Landfill hosts Canadians who may get landfill

Wednesday, October 28, 2009
Jim Sauchuck, left, of Waskatenau, Alberta, lives 17 miles from where Waste Management plans a landfill near Edmonton. Cam Hantiuk, director of public affairs for the company in Western Canada, is at right.

Comparisons and contrasts were made for visitors at Cedar Ridge Landfill last week.

They were here to research the subject because their county in Canada is the prospective site for a landfill to be developed by Waste Management Inc.

Waste Management wants to build a landfill on 800 acres with 340 acres used for the disposal area near Edmonton, Alberta. In contrast, Cedar Ridge has 287 acres with deposits on about 87 acres, and possibly 11 more if Tennessee officials authorize an expansion.

The proposed landfill in Thorhill County would be built under current government regulations to protect the environment. Cedar Ridge has a "legacy" as a result of previous owners who started the landfill here before clay and then manmade fabric liners were required. What's planned in Alberta might be more comparable to what was planned at Cornersville.

Waste Management's cancellation of Cedar Ridge's acceptance of processed sludge from wastewater treatment plants was explained to five Canadian visitors on Thursday by Glen Youngblood, area director for Waste Management's office in Franklin.

"We made a business decision" to accept sludge cake, Youngblood said frankly to the visitors, "and it was a poor decision. It started in April and I guess it took us until November to come to our senses."

Lewisburg area residents may recall the odor.

"It just stank," Youngblood said of the odor that came with the trucks hauling the waste.

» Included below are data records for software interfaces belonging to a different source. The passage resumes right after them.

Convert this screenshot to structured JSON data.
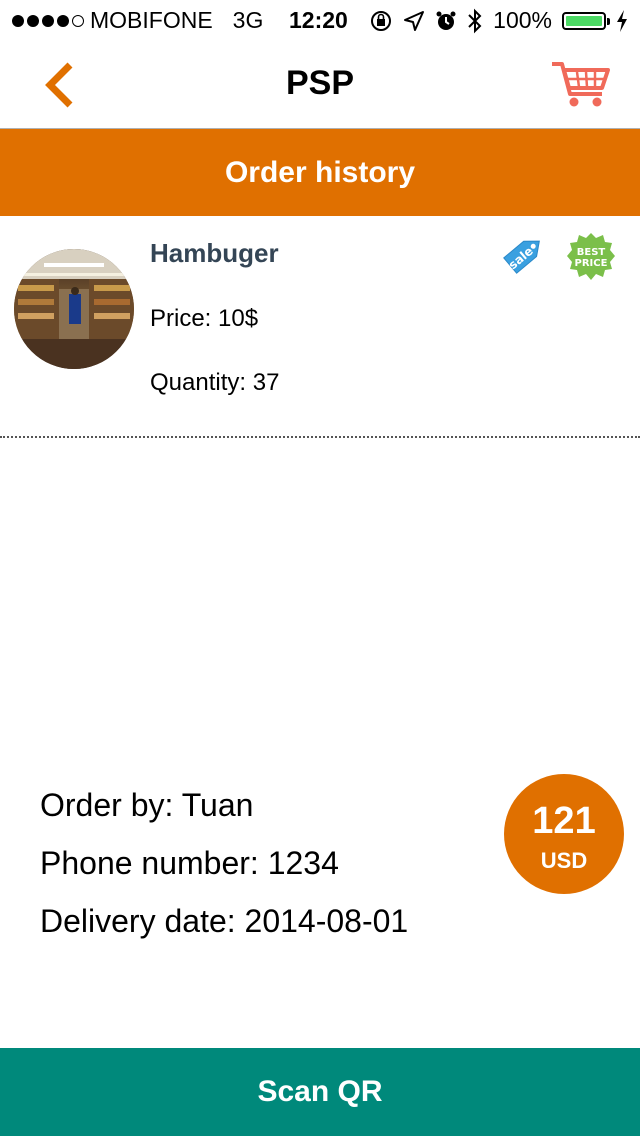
{
  "status_bar": {
    "carrier": "MOBIFONE",
    "network": "3G",
    "time": "12:20",
    "battery_text": "100%",
    "battery_level": 1.0,
    "signal_bars": 4,
    "signal_total": 5
  },
  "nav": {
    "title": "PSP",
    "back_icon": "chevron-left-icon",
    "cart_icon": "shopping-cart-icon"
  },
  "section": {
    "title": "Order history"
  },
  "order_item": {
    "name": "Hambuger",
    "price": "Price: 10$",
    "quantity": "Quantity: 37",
    "badges": {
      "sale": "sale",
      "best_line1": "BEST",
      "best_line2": "PRICE"
    }
  },
  "order_info": {
    "order_by": "Order by: Tuan",
    "phone": "Phone number: 1234",
    "delivery": "Delivery date: 2014-08-01",
    "total_amount": "121",
    "total_unit": "USD"
  },
  "actions": {
    "scan_label": "Scan QR"
  },
  "colors": {
    "accent": "#e07000",
    "primary_button": "#00897b",
    "cart": "#f06a5a",
    "sale_tag": "#3aa0e0",
    "best_badge": "#7bbf4a"
  }
}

Landfill spokeswoman Terri Douglas said, "Our neighbors called us."

"So," asked Lorne Skuba of Abee, Alberta, five miles from the proposed site, "you responded?"

"Absolutely," Douglas said.

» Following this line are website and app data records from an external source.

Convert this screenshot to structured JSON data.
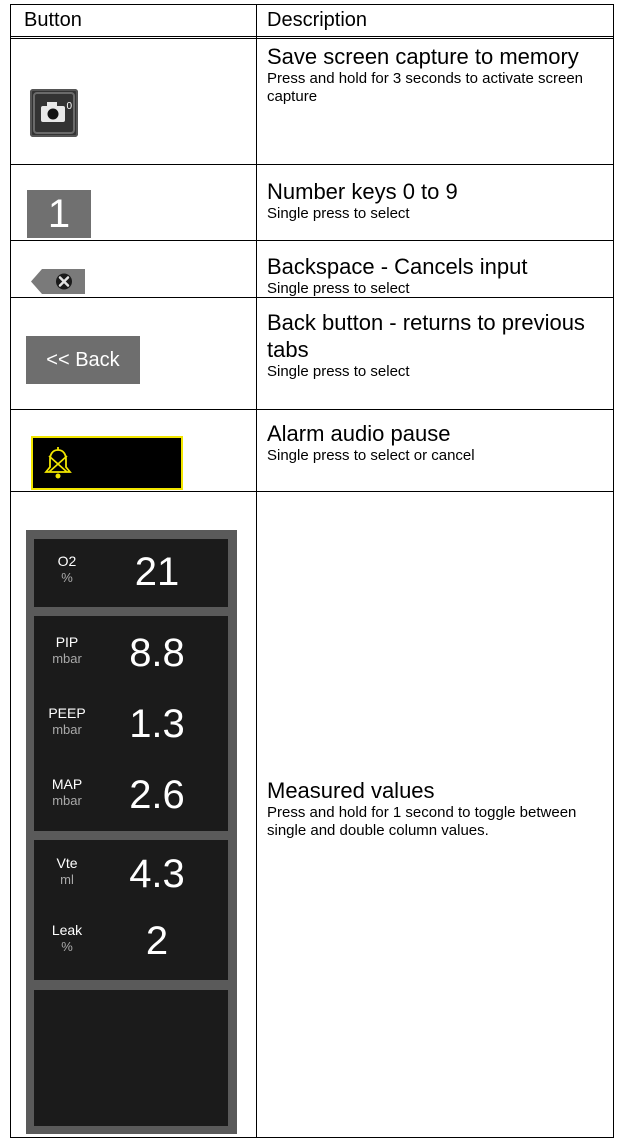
{
  "header": {
    "col_button": "Button",
    "col_description": "Description"
  },
  "rows": [
    {
      "title": "Save screen capture to memory",
      "sub": "Press and hold for 3 seconds to activate screen capture",
      "icon": "camera-icon",
      "icon_text": "0"
    },
    {
      "title": "Number keys 0 to 9",
      "sub": "Single press to select",
      "button_text": "1"
    },
    {
      "title": "Backspace - Cancels input",
      "sub": "Single press to select",
      "icon": "backspace-icon"
    },
    {
      "title": "Back button - returns to previous tabs",
      "sub": "Single press to select",
      "button_text": "<< Back"
    },
    {
      "title": "Alarm audio pause",
      "sub": "Single press to select or cancel",
      "icon": "alarm-bell-muted-icon"
    },
    {
      "title": "Measured values",
      "sub": "Press and hold for 1 second to toggle between single and double column values."
    }
  ],
  "measured": [
    {
      "label": "O2",
      "unit": "%",
      "value": "21"
    },
    {
      "label": "PIP",
      "unit": "mbar",
      "value": "8.8"
    },
    {
      "label": "PEEP",
      "unit": "mbar",
      "value": "1.3"
    },
    {
      "label": "MAP",
      "unit": "mbar",
      "value": "2.6"
    },
    {
      "label": "Vte",
      "unit": "ml",
      "value": "4.3"
    },
    {
      "label": "Leak",
      "unit": "%",
      "value": "2"
    }
  ],
  "colors": {
    "alarm_border": "#f2e600",
    "panel_bg": "#5a5a5a",
    "box_bg": "#1b1b1b",
    "key_bg": "#707070"
  }
}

Nashville officials, Youngblood said, had to be told that the contract wouldn't continue.

Cam Hantiuk, spokesman for Waste Management in Western Canada, said the four residents of Thorhill County near Edmonton also visited Spruce Ridge Landfill near Minneapolis, Minn., "about the same distance out... as Cedar Ridge is from Nashville."

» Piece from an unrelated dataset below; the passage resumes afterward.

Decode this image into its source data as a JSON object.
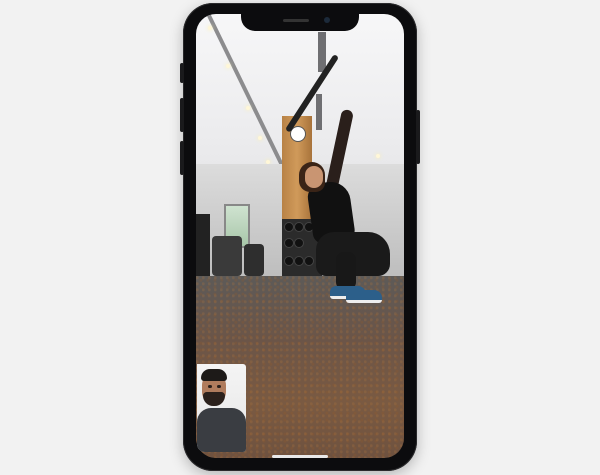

Hantiuk said Spruce Ridge was being "capped" during the tour last week. Douglas said rain flaps were being placed over broad areas of Cedar Ridge to prevent erosion by stormwater.

Hantiuk drove his minivan passengers "right by Cedar Ridge," he said, "and I had to point out that we'd just passed it.

"We try to blend into the landscape," he said.

Betty Kolewaski, chairwoman of the Concerned Citizens of Thorhill County, was on the tour and said the proposed site for the landfill in Alberta is flat.

Asked about what Waste Management might pay Thorhill County for operating there, Hantiuk said, "The host fee in Thorhill is still being negotiated.

"It's difficult to place a value on it because there are other services to be provided," he explained. "No matter how much comes in they continue to get a flat fee... plus royalties."

Other issues include proposed transfer stations and suggestions that the company operate them, he said.

A flat fee royalty will be paid annually, he said. It's $500,000 in Canadian dollars which are currently worth 95-cents to each U.S. dollar.

"We're looking at about 500 tons a year" to be deposited, Hantiuk said.

The per-ton fee hasn't been finalized, Hantiuk said. It's ranging from 52-cents to $1.25 per ton. There would also be free disposal for the residents of Thorhill County. Its population is less than 3,500 people. The county might expect to receive $800,000 to $1 million a year to come from the company.

Before the visit, Kolewaski said the economy of Thorhill County is mostly beef cattle and dairy herds, not unlike much of Marshall County that has nearly 10 times the population of Thorhill. That county does not need a landfill for its own wastes, Kolewaski said. It's going to be serving Edmonton.